Maintaining thorough medical records and obtaining assessments from mental health professionals when drafting the will can provide evidence of the testator's capacity.

4. Addressing Disinheritance to Prevent Will Disputes

Disinheriting a close family member, such as a child or spouse, often leads to disputes. In New York, specific protections are in place, such as a spouse's right to an elective share of the estate. Disinherited parties may challenge the will on various grounds, including undue influence, lack of capacity, or fraud.

To minimize the risk of disputes, it is advisable to:

  • Include an Explanation: Briefly explaining the reason for disinheritance in the will can clarify and reduce conflicts.
  • Use a No-Contest Clause: This clause discourages beneficiaries from contesting the will by threatening to disinherit them if they do.

5. Managing Disputes Among Co-Trustees and Executors

Co-trustees and executors are responsible for managing and distributing the estate. Disputes can arise if there is:

  • Lack of Communication: Poor communication and collaboration between co-trustees or executors.
  • Conflict of Interest: Personal interests that conflict with their fiduciary duties.
  • Differing Opinions: Disagreements on how to manage or distribute the estate.

Choosing co-trustees and executors who work well together and have clear guidelines and professional advice can help prevent such disputes.

6. Accurate Valuation of High-Value Estate Assets

High-value assets, such as real estate, businesses, and investments, can be challenging to value accurately. Disputes can arise if beneficiaries disagree on the valuation or distribution of these assets. To address this, consider:

  • Professional Appraisals: Obtaining independent appraisals to determine the fair market value of assets.
  • Buy-Sell Agreements: Pre-arranged agreements that outline the terms for buying or selling interests in a business or property.

7. Estate Planning for Blended Families

Blended families with children from previous marriages often face complex inheritance issues. Conflicts can arise over perceived favoritism or unequal treatment. Clear and detailed estate planning, including trusts and prenuptial agreements, can ensure that all family members are fairly considered and reduce potential disputes.
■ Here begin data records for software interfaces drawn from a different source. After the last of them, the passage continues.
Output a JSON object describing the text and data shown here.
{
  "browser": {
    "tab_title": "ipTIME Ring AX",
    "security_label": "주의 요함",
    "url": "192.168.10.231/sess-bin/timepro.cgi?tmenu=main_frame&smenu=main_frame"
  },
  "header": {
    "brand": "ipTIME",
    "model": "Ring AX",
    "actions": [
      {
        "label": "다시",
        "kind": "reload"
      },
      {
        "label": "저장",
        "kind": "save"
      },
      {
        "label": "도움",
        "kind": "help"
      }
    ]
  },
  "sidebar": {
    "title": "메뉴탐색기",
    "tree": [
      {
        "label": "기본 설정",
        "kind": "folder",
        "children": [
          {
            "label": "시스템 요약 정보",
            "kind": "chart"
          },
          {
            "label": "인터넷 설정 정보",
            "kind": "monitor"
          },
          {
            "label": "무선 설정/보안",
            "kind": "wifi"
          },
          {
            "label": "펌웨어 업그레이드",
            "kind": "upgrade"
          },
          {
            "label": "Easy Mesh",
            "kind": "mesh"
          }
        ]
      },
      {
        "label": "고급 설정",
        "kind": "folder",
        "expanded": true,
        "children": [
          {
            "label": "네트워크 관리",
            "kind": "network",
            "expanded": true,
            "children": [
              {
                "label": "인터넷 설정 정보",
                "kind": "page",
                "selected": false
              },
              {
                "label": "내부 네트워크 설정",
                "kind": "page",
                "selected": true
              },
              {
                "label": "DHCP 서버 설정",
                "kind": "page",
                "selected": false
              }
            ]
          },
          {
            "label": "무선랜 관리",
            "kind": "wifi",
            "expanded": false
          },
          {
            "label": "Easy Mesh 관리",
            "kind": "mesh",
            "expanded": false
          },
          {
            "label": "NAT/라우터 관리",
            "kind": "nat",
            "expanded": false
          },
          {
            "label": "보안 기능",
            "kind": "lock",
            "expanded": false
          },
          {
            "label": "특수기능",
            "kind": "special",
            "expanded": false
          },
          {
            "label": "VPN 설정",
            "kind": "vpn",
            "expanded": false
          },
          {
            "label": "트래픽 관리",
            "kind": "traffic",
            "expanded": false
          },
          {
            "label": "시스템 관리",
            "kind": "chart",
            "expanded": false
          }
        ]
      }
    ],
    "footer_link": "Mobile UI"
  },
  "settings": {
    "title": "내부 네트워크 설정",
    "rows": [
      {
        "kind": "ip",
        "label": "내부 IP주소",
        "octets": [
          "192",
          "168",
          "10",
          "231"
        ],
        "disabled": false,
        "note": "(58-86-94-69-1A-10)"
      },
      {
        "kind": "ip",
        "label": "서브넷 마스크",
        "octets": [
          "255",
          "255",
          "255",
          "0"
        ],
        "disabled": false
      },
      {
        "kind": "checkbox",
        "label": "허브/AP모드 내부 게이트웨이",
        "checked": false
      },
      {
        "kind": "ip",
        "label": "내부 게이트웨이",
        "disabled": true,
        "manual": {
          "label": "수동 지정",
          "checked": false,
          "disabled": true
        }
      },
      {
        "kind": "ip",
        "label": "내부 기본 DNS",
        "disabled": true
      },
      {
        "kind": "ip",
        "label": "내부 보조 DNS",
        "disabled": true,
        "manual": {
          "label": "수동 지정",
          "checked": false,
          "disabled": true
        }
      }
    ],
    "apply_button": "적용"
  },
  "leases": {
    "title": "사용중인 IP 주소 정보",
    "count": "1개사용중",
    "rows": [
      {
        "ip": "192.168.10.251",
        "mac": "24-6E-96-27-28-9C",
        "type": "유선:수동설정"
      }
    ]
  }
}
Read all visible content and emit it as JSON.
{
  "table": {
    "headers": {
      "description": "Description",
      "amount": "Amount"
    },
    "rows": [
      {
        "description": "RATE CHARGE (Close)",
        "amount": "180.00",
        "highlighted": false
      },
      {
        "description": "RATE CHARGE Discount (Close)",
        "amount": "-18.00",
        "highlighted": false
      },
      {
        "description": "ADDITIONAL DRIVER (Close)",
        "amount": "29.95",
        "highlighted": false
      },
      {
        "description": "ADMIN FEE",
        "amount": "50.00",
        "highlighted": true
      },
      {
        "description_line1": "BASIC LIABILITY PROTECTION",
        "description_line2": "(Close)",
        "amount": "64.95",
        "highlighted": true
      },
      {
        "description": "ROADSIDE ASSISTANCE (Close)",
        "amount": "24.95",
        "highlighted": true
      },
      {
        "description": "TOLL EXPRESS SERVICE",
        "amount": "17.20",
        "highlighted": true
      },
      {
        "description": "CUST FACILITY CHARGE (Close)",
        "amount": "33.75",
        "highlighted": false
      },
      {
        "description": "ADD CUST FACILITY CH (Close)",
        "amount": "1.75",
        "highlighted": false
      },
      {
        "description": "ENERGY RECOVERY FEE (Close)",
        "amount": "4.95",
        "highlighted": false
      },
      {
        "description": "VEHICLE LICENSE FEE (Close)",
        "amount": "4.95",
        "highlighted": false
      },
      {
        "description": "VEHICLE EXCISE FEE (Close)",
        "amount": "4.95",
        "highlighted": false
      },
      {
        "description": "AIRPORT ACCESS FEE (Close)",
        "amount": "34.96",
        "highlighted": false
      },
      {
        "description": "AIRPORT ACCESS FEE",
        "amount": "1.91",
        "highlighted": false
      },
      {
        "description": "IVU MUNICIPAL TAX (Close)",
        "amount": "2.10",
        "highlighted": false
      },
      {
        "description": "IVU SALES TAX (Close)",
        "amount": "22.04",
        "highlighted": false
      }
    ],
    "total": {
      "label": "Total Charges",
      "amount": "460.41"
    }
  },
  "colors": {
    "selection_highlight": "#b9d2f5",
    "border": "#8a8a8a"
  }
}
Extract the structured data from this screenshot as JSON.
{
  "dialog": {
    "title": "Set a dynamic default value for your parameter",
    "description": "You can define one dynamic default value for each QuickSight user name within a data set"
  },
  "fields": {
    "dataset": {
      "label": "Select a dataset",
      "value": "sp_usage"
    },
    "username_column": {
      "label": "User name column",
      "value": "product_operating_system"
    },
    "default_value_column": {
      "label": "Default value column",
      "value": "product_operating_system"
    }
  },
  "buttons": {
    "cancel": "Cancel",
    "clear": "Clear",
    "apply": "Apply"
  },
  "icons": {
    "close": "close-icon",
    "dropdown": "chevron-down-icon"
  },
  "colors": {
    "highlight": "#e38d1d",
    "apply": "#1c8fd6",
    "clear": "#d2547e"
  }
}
Inheritance disputes can be complicated and emotionally charged, especially for high-value and complex estates. Our experienced attorneys offer the guidance you need to ensure your estate is distributed according to your wishes, minimizing potential conflicts among your beneficiaries. Call 914-228-7448 or contact us to schedule your consultation today!